* **PROMPT**
Write out each line of the entries below that holds the word "Para".
::: MATERIAL TO PROCESS
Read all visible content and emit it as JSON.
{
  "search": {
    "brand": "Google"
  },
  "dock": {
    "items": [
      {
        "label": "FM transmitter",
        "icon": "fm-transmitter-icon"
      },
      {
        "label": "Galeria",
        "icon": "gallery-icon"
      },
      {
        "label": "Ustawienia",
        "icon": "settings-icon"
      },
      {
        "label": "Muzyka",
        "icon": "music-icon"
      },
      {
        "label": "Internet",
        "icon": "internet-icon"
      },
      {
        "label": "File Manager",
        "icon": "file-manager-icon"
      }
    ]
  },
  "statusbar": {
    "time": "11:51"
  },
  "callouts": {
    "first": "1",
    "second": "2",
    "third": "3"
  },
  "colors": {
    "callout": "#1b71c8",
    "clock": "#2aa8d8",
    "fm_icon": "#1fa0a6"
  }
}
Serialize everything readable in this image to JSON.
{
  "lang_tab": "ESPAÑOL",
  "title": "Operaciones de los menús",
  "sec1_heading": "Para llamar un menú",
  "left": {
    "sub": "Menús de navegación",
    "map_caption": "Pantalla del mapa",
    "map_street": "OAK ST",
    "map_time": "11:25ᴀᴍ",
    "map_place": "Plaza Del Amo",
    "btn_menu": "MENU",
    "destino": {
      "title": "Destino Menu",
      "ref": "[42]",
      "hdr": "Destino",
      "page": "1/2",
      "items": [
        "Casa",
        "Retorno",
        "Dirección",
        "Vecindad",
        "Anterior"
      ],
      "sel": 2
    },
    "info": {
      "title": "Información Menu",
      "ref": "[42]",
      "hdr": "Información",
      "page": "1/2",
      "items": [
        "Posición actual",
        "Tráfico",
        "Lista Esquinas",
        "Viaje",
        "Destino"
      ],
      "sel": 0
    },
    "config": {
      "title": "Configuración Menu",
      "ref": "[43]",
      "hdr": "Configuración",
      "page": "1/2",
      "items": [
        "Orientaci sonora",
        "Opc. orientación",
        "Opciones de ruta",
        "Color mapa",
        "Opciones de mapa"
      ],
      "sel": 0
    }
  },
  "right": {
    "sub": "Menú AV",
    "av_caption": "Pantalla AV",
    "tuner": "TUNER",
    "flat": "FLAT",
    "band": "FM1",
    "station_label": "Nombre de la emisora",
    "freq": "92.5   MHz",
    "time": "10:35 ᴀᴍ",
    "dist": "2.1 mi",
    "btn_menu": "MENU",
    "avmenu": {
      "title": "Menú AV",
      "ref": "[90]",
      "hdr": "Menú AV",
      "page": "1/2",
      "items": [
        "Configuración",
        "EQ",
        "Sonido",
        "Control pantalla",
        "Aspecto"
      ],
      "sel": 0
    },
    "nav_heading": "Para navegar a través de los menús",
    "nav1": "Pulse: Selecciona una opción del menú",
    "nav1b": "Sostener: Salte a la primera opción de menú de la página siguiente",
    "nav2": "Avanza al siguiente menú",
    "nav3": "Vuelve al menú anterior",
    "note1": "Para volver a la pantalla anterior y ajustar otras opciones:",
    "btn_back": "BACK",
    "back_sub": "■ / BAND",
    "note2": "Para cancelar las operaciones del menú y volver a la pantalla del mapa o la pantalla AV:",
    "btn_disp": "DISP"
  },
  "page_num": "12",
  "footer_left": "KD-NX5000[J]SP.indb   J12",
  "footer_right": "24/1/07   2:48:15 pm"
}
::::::
* **REPLY**
  "sec1_heading": "Para llamar un menú",
    "nav_heading": "Para navegar a través de los menús",
    "note1": "Para volver a la pantalla anterior y ajustar otras opciones:",
    "note2": "Para cancelar las operaciones del menú y volver a la pantalla del mapa o la pantalla AV:",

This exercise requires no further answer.